  • Ratios of X/unit tell us how systems are doing.
  • Ratios of Units/Profit tell us how much they cost and bridge the gap between Biz metrics and Tech metrics.
  • Simple KPIs with concrete units are easy understand.

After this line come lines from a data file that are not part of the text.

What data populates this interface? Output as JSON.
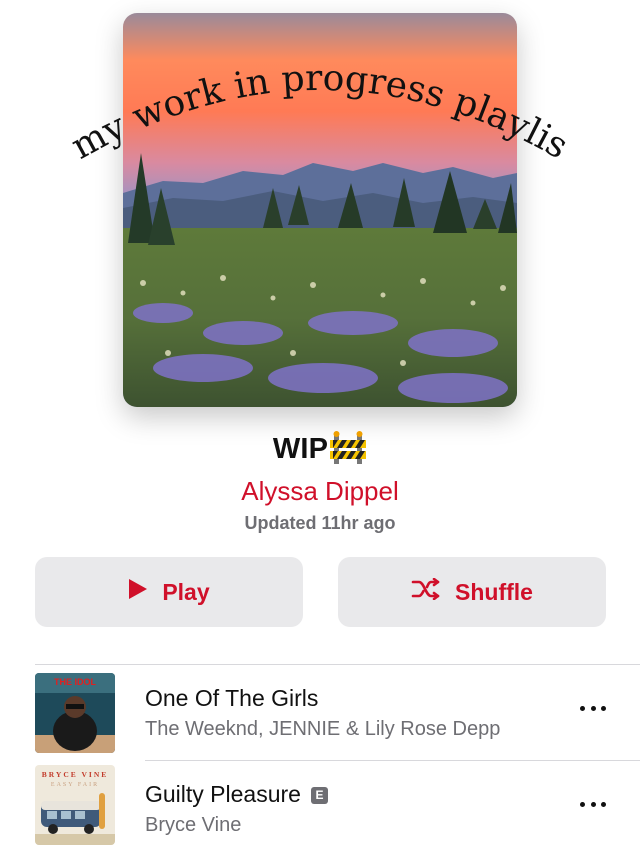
{
  "artwork": {
    "overlay_text": "my work in progress playlist"
  },
  "playlist": {
    "title": "WIP",
    "title_icon": "construction-barrier-icon",
    "curator": "Alyssa Dippel",
    "updated": "Updated 11hr ago"
  },
  "actions": {
    "play_label": "Play",
    "shuffle_label": "Shuffle",
    "accent_color": "#d0102a"
  },
  "tracks": [
    {
      "title": "One Of The Girls",
      "artist": "The Weeknd, JENNIE & Lily Rose Depp",
      "explicit": false,
      "artwork_text": "THE IDOL"
    },
    {
      "title": "Guilty Pleasure",
      "artist": "Bryce Vine",
      "explicit": true,
      "explicit_label": "E",
      "artwork_text": "BRYCE VINE",
      "artwork_subtext": "EASY FAIR"
    }
  ]
}
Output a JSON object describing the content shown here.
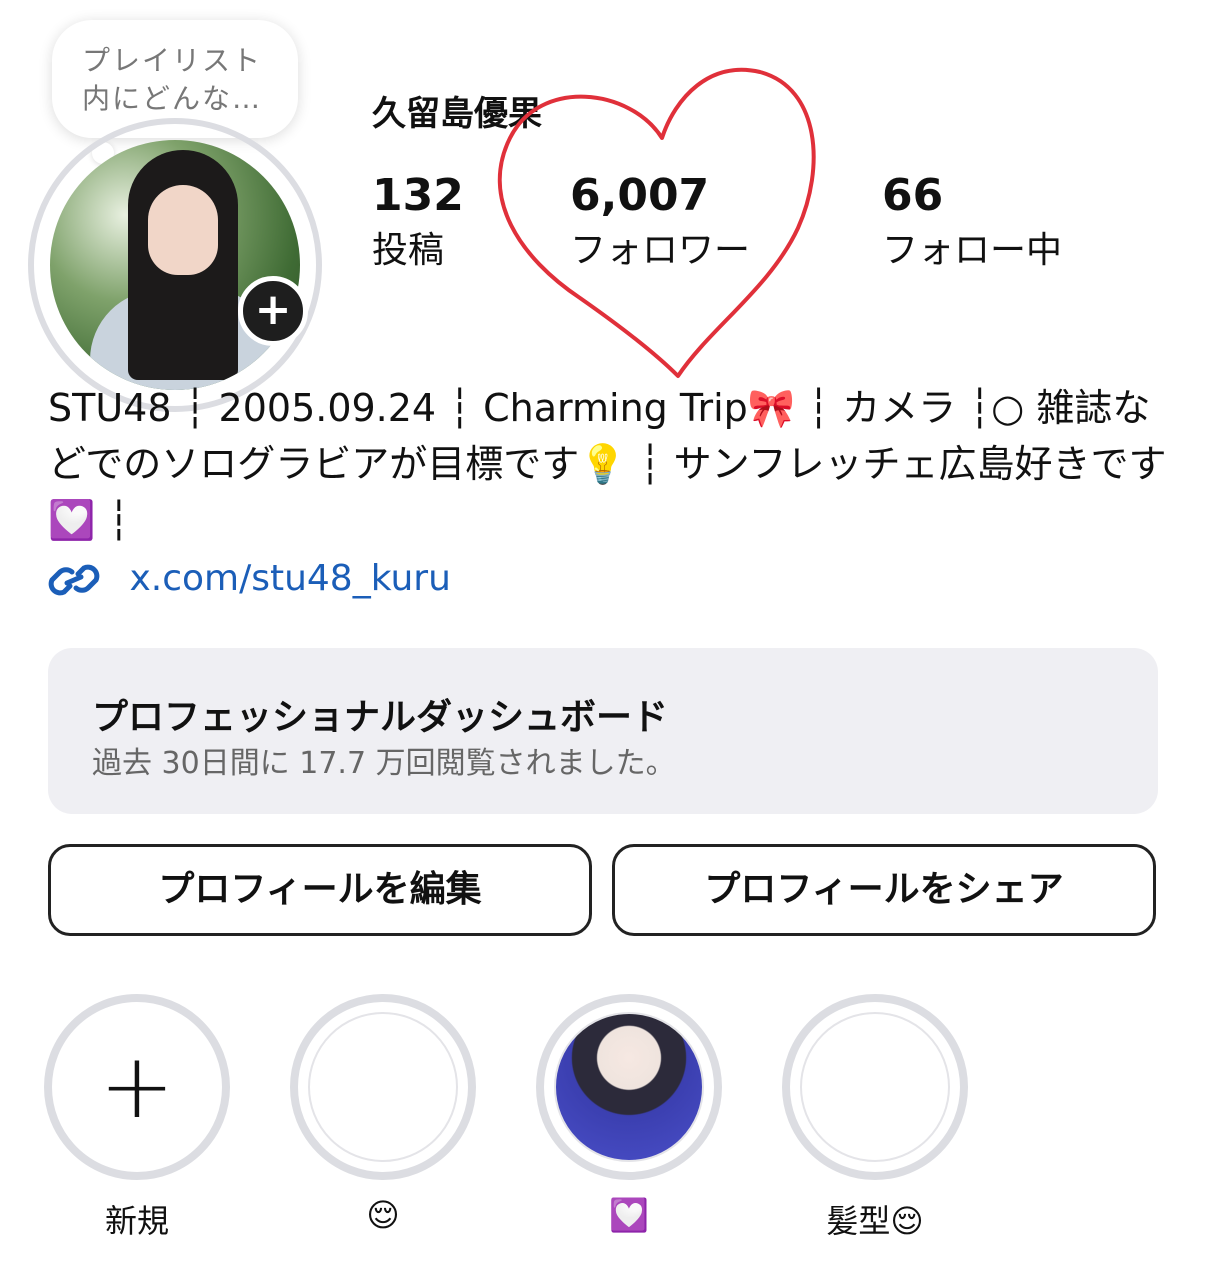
{
  "profile": {
    "note": "プレイリスト\n内にどんな…",
    "username": "久留島優果",
    "stats": [
      {
        "value": "132",
        "label": "投稿"
      },
      {
        "value": "6,007",
        "label": "フォロワー"
      },
      {
        "value": "66",
        "label": "フォロー中"
      }
    ],
    "bio": "STU48 ┆ 2005.09.24 ┆ Charming Trip🎀 ┆ カメラ ┆○ 雑誌などでのソログラビアが目標です💡 ┆ サンフレッチェ広島好きです💟 ┆",
    "link": "x.com/stu48_kuru",
    "add_badge": "+"
  },
  "dashboard": {
    "title": "プロフェッショナルダッシュボード",
    "subtitle": "過去 30日間に 17.7 万回閲覧されました。"
  },
  "buttons": {
    "edit": "プロフィールを編集",
    "share": "プロフィールをシェア"
  },
  "highlights": [
    {
      "label": "新規",
      "icon": "plus-icon"
    },
    {
      "label": "😌",
      "icon": "empty-cover"
    },
    {
      "label": "💟",
      "icon": "photo-cover"
    },
    {
      "label": "髪型😌",
      "icon": "empty-cover"
    }
  ],
  "colors": {
    "heart_annotation": "#e0303a",
    "link": "#1b5eb8",
    "ring": "#dcdde2"
  }
}
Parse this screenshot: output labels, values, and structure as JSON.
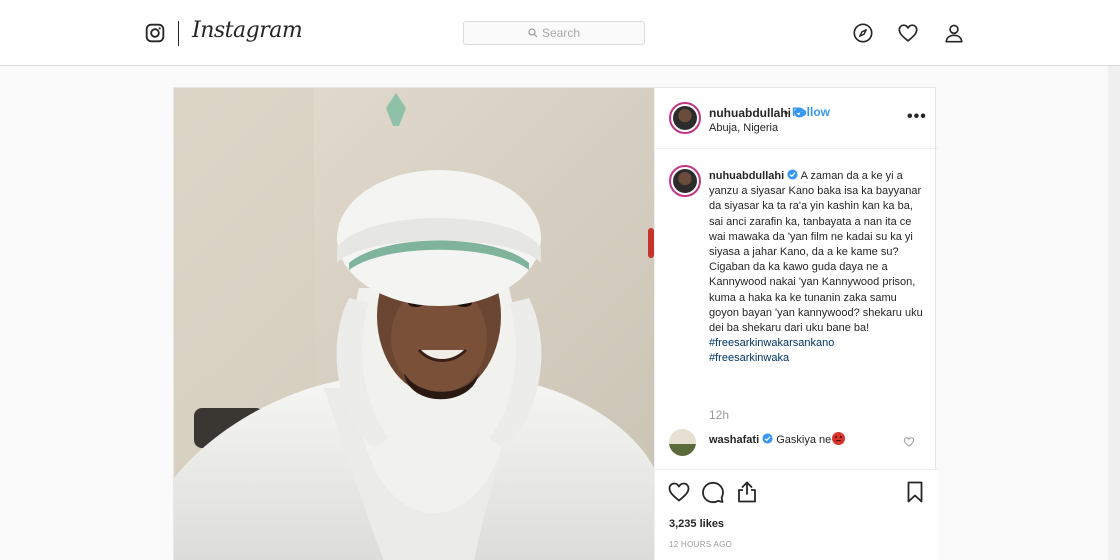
{
  "nav": {
    "brand": "Instagram",
    "search_placeholder": "Search",
    "icons": [
      "instagram-glyph-icon",
      "search-icon",
      "compass-icon",
      "heart-icon",
      "profile-icon"
    ]
  },
  "post": {
    "username": "nuhuabdullahi",
    "separator": "•",
    "follow_label": "Follow",
    "location": "Abuja, Nigeria",
    "more_label": "•••",
    "caption_user": "nuhuabdullahi",
    "caption_text": "A zaman da a ke yi a yanzu a siyasar Kano baka isa ka bayyanar da siyasar ka ta ra'a yin kashin kan ka ba, sai anci zarafin ka, tanbayata a nan ita ce wai mawaka da 'yan film ne kadai su ka yi siyasa a jahar Kano, da a ke kame su? Cigaban da ka kawo guda daya ne a Kannywood nakai 'yan Kannywood prison, kuma a haka ka ke tunanin zaka samu goyon bayan 'yan kannywood? shekaru uku dei ba shekaru dari uku bane ba!",
    "hashtags": [
      "#freesarkinwakarsankano",
      "#freesarkinwaka"
    ],
    "caption_time": "12h",
    "comment_user": "washafati",
    "comment_text": "Gaskiya ne",
    "likes": "3,235 likes",
    "timestamp": "12 HOURS AGO"
  },
  "colors": {
    "link": "#3897f0",
    "hashtag": "#003569",
    "verified": "#3897f0",
    "border": "#dbdbdb"
  }
}
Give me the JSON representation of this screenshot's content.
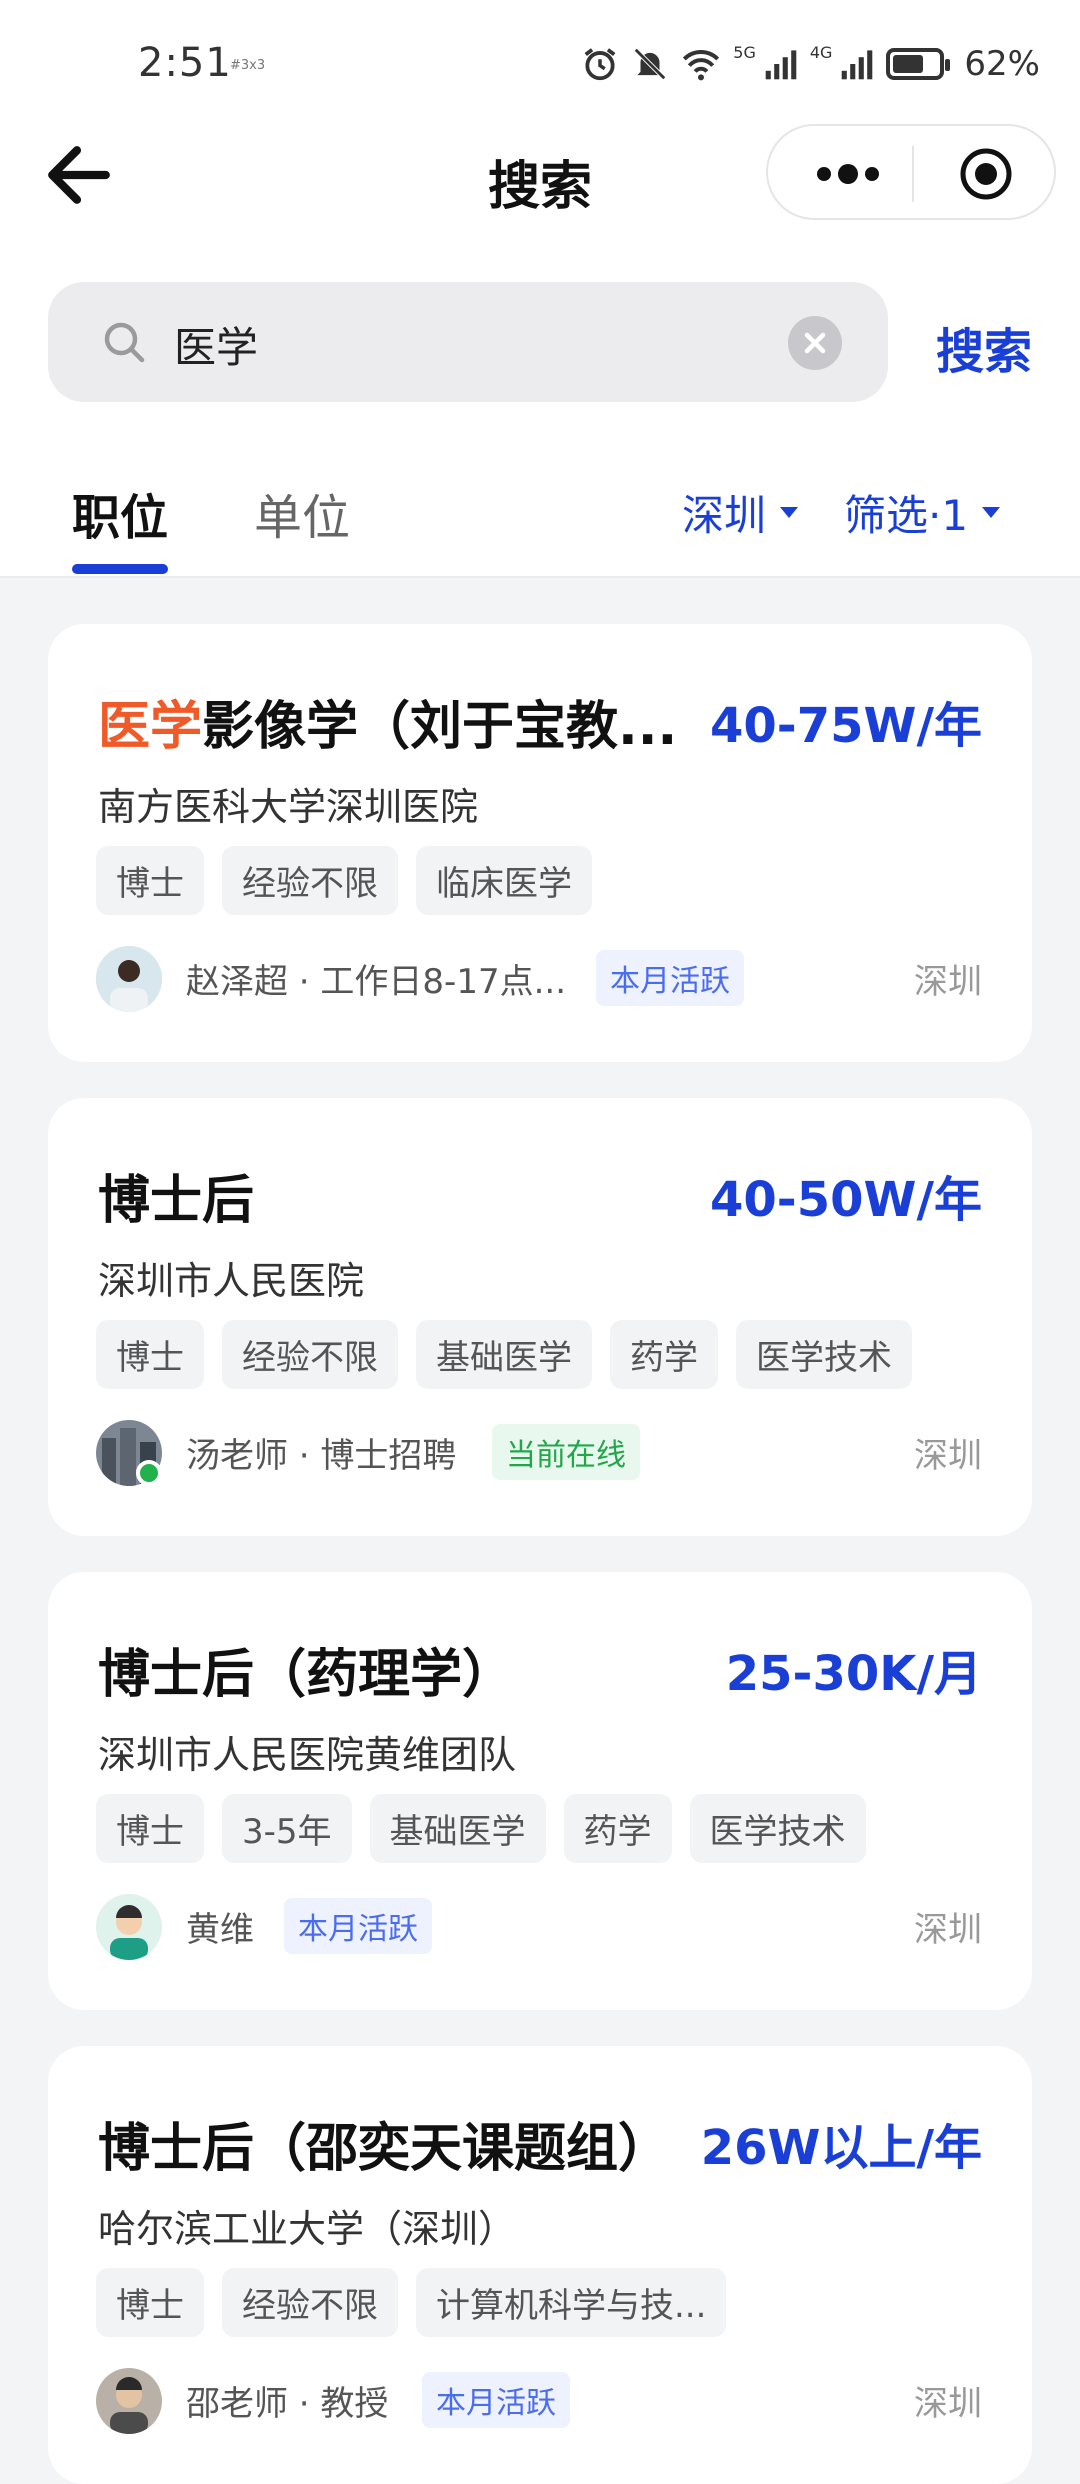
{
  "status_bar": {
    "time": "2:51",
    "carrier_note": "#3x3",
    "net_5g": "5G",
    "net_4g": "4G",
    "battery": "62%",
    "icons": [
      "alarm-icon",
      "mute-icon",
      "wifi-icon",
      "signal-icon",
      "battery-icon"
    ]
  },
  "nav": {
    "title": "搜索"
  },
  "search": {
    "value": "医学",
    "button_label": "搜索"
  },
  "tabs": [
    {
      "label": "职位",
      "active": true
    },
    {
      "label": "单位",
      "active": false
    }
  ],
  "filters": {
    "city": "深圳",
    "filter": "筛选·1"
  },
  "jobs": [
    {
      "title_highlight": "医学",
      "title_rest": "影像学（刘于宝教...",
      "salary": "40-75W/年",
      "org": "南方医科大学深圳医院",
      "tags": [
        "博士",
        "经验不限",
        "临床医学"
      ],
      "recruiter": "赵泽超 · 工作日8-17点...",
      "badge": "本月活跃",
      "badge_type": "blue",
      "location": "深圳"
    },
    {
      "title_highlight": "",
      "title_rest": "博士后",
      "salary": "40-50W/年",
      "org": "深圳市人民医院",
      "tags": [
        "博士",
        "经验不限",
        "基础医学",
        "药学",
        "医学技术"
      ],
      "recruiter": "汤老师 · 博士招聘",
      "badge": "当前在线",
      "badge_type": "green",
      "location": "深圳"
    },
    {
      "title_highlight": "",
      "title_rest": "博士后（药理学）",
      "salary": "25-30K/月",
      "org": "深圳市人民医院黄维团队",
      "tags": [
        "博士",
        "3-5年",
        "基础医学",
        "药学",
        "医学技术"
      ],
      "recruiter": "黄维",
      "badge": "本月活跃",
      "badge_type": "blue",
      "location": "深圳"
    },
    {
      "title_highlight": "",
      "title_rest": "博士后（邵奕天课题组）",
      "salary": "26W以上/年",
      "org": "哈尔滨工业大学（深圳）",
      "tags": [
        "博士",
        "经验不限",
        "计算机科学与技..."
      ],
      "recruiter": "邵老师 · 教授",
      "badge": "本月活跃",
      "badge_type": "blue",
      "location": "深圳"
    }
  ],
  "colors": {
    "accent": "#1a3fd6",
    "highlight": "#f05a28",
    "online": "#22b14c"
  }
}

KPIs without well-understood units require too much explanation.
  • KPI plots must have the actual units specified in the legends.
  • KPI plots with the same numerator should be in the same graphic.
  • Plot Y axies should be appropriately scaled and must have a 0-origin.
  • The collection of the KPI data does not need to be exact, it must only be agreed upon.
  • KPIs must be versioned; if a KPI collection method is changed, the KPI must have a new version.


The KPIs below are relatively easy to compute and simple enough for anyone to craft given access to basic operational data.

Assume we are selling Widgets, for each Application and collectively for all Applications, sampled for each day:

Biz Metrics

  1. W = number of new widgets sold
  2. P = total money in-flow – out-flow (gross profit)
  3. WP = projected new widgets gross profit (estimated)

Applications (internal and externally facing)

  1. P = page views
  2. PE = page errors
  3. PEP = PE / P = errors / pages
  4. PT = total page time
  5. PTP = PT / P = page time / pages
  6. PW = P / W = pages / new widget sold
  7. PTW = PT / W = page time / new widgets sold
  8. PTWP = PT / WP = page time / new widgets sold gross profit

Offline Processing – Batches

  1. B = batch items
  2. BE = batch item errors
  3. BEB = BE / B = errors / items
  4. BT = total batch item time
  5. BTB = BT / B = item time / item
  6. BTP = BT / P = item time / gross profit

Why I gave up on Chef.

The header comments to a shell script after spending an afternoon with Chef…

# Why did I write this as a bash script,
# ... instead of using chef, puppet or even cfengine?
# Because my requirements are small and well-understood,
# and because, frankly, as the fable goes:
# Everything that humans do can be replaced with a shell script.
# Chef, at first glance, seems to be an exercise in metaphors:
# "cookbooks", "recipes" which are simply collections of
# macros for shell commands, which are already well-understood.
# The simple act of creating a user in Chef
# requires a plugin; the plugin requires a librarian,
# etc.  I can invoke "adduser" in a single shell script line,
# just like a human admin would at a command prompt.
# System administrators and their machines
# are the "audience" of system automation, and both understand "shell":
# Shell is the lingua-franca of sys-adminstery.
# Chef, on the other hand, is not readable those who are not
# Chef literate.
# I find it terribly annoying when a blog post:
# "How to setup XYZ", turns out to be a long narrative
# with punctuated shell commands -- The whole thing could
# have been a shell script with the *narrative* as comments,
# so....
# Read the comments like a blog or read the code as if you were typing it.
# ... or use this as an executable specification.
# -- kurt 2012/12/20